To do: Every single entry needs to appear again exactly as given.
Exercise materials below:
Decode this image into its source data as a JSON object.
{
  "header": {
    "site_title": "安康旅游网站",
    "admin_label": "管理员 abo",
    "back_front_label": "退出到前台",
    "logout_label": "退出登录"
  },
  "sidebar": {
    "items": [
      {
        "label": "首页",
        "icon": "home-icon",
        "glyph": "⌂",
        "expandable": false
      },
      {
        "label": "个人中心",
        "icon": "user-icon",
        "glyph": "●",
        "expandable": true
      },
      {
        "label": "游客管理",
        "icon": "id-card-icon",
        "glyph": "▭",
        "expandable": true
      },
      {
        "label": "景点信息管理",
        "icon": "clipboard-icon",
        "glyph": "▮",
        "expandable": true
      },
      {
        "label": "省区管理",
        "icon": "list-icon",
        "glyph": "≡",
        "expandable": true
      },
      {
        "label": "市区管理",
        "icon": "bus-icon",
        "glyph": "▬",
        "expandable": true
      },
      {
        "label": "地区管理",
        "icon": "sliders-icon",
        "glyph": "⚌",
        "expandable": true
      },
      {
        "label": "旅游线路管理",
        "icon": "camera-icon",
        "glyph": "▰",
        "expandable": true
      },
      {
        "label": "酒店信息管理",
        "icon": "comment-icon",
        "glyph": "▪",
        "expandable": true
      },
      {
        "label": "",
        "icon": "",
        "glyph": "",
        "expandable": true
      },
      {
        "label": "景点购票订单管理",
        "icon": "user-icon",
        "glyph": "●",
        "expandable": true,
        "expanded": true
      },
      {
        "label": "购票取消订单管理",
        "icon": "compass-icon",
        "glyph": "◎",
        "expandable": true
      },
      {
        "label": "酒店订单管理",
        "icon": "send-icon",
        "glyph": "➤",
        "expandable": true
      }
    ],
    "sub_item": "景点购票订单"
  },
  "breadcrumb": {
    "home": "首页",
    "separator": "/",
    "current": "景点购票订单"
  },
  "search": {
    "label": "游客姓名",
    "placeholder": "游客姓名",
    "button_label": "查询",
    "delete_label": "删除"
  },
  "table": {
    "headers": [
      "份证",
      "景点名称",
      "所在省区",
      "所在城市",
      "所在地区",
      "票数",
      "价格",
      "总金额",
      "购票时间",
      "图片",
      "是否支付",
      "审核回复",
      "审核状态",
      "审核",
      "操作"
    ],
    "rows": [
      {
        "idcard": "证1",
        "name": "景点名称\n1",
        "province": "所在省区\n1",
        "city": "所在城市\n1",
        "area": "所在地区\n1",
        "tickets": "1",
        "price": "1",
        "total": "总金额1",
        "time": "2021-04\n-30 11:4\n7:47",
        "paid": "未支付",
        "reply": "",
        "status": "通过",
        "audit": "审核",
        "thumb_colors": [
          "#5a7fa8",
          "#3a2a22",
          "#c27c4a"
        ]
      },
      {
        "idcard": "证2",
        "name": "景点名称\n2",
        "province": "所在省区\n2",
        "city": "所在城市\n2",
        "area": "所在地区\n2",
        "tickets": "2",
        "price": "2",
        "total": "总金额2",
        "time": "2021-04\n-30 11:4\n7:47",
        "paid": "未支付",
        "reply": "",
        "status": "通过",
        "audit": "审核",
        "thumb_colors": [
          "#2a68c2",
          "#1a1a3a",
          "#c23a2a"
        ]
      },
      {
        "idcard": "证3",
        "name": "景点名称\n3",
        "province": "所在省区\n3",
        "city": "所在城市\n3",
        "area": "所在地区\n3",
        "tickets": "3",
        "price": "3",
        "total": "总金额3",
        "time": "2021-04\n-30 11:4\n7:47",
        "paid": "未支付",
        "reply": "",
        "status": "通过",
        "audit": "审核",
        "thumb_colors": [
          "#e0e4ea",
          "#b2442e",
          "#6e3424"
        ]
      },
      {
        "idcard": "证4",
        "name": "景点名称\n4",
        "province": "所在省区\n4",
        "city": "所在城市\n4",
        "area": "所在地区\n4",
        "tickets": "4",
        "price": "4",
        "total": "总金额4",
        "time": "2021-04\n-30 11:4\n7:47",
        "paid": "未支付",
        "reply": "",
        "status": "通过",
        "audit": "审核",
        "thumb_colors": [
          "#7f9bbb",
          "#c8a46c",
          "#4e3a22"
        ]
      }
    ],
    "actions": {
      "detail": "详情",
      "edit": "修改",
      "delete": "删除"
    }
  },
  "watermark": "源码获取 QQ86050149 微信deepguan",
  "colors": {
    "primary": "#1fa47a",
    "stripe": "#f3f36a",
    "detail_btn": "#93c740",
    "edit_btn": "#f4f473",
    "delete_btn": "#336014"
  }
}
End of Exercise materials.
Result:
Decode this image into its source data as a JSON object.
{
  "header": {
    "site_title": "安康旅游网站",
    "admin_label": "管理员 abo",
    "back_front_label": "退出到前台",
    "logout_label": "退出登录"
  },
  "sidebar": {
    "items": [
      {
        "label": "首页",
        "icon": "home-icon",
        "glyph": "⌂",
        "expandable": false
      },
      {
        "label": "个人中心",
        "icon": "user-icon",
        "glyph": "●",
        "expandable": true
      },
      {
        "label": "游客管理",
        "icon": "id-card-icon",
        "glyph": "▭",
        "expandable": true
      },
      {
        "label": "景点信息管理",
        "icon": "clipboard-icon",
        "glyph": "▮",
        "expandable": true
      },
      {
        "label": "省区管理",
        "icon": "list-icon",
        "glyph": "≡",
        "expandable": true
      },
      {
        "label": "市区管理",
        "icon": "bus-icon",
        "glyph": "▬",
        "expandable": true
      },
      {
        "label": "地区管理",
        "icon": "sliders-icon",
        "glyph": "⚌",
        "expandable": true
      },
      {
        "label": "旅游线路管理",
        "icon": "camera-icon",
        "glyph": "▰",
        "expandable": true
      },
      {
        "label": "酒店信息管理",
        "icon": "comment-icon",
        "glyph": "▪",
        "expandable": true
      },
      {
        "label": "",
        "icon": "",
        "glyph": "",
        "expandable": true
      },
      {
        "label": "景点购票订单管理",
        "icon": "user-icon",
        "glyph": "●",
        "expandable": true,
        "expanded": true
      },
      {
        "label": "购票取消订单管理",
        "icon": "compass-icon",
        "glyph": "◎",
        "expandable": true
      },
      {
        "label": "酒店订单管理",
        "icon": "send-icon",
        "glyph": "➤",
        "expandable": true
      }
    ],
    "sub_item": "景点购票订单"
  },
  "breadcrumb": {
    "home": "首页",
    "separator": "/",
    "current": "景点购票订单"
  },
  "search": {
    "label": "游客姓名",
    "placeholder": "游客姓名",
    "button_label": "查询",
    "delete_label": "删除"
  },
  "table": {
    "headers": [
      "份证",
      "景点名称",
      "所在省区",
      "所在城市",
      "所在地区",
      "票数",
      "价格",
      "总金额",
      "购票时间",
      "图片",
      "是否支付",
      "审核回复",
      "审核状态",
      "审核",
      "操作"
    ],
    "rows": [
      {
        "idcard": "证1",
        "name": "景点名称\n1",
        "province": "所在省区\n1",
        "city": "所在城市\n1",
        "area": "所在地区\n1",
        "tickets": "1",
        "price": "1",
        "total": "总金额1",
        "time": "2021-04\n-30 11:4\n7:47",
        "paid": "未支付",
        "reply": "",
        "status": "通过",
        "audit": "审核",
        "thumb_colors": [
          "#5a7fa8",
          "#3a2a22",
          "#c27c4a"
        ]
      },
      {
        "idcard": "证2",
        "name": "景点名称\n2",
        "province": "所在省区\n2",
        "city": "所在城市\n2",
        "area": "所在地区\n2",
        "tickets": "2",
        "price": "2",
        "total": "总金额2",
        "time": "2021-04\n-30 11:4\n7:47",
        "paid": "未支付",
        "reply": "",
        "status": "通过",
        "audit": "审核",
        "thumb_colors": [
          "#2a68c2",
          "#1a1a3a",
          "#c23a2a"
        ]
      },
      {
        "idcard": "证3",
        "name": "景点名称\n3",
        "province": "所在省区\n3",
        "city": "所在城市\n3",
        "area": "所在地区\n3",
        "tickets": "3",
        "price": "3",
        "total": "总金额3",
        "time": "2021-04\n-30 11:4\n7:47",
        "paid": "未支付",
        "reply": "",
        "status": "通过",
        "audit": "审核",
        "thumb_colors": [
          "#e0e4ea",
          "#b2442e",
          "#6e3424"
        ]
      },
      {
        "idcard": "证4",
        "name": "景点名称\n4",
        "province": "所在省区\n4",
        "city": "所在城市\n4",
        "area": "所在地区\n4",
        "tickets": "4",
        "price": "4",
        "total": "总金额4",
        "time": "2021-04\n-30 11:4\n7:47",
        "paid": "未支付",
        "reply": "",
        "status": "通过",
        "audit": "审核",
        "thumb_colors": [
          "#7f9bbb",
          "#c8a46c",
          "#4e3a22"
        ]
      }
    ],
    "actions": {
      "detail": "详情",
      "edit": "修改",
      "delete": "删除"
    }
  },
  "watermark": "源码获取 QQ86050149 微信deepguan",
  "colors": {
    "primary": "#1fa47a",
    "stripe": "#f3f36a",
    "detail_btn": "#93c740",
    "edit_btn": "#f4f473",
    "delete_btn": "#336014"
  }
}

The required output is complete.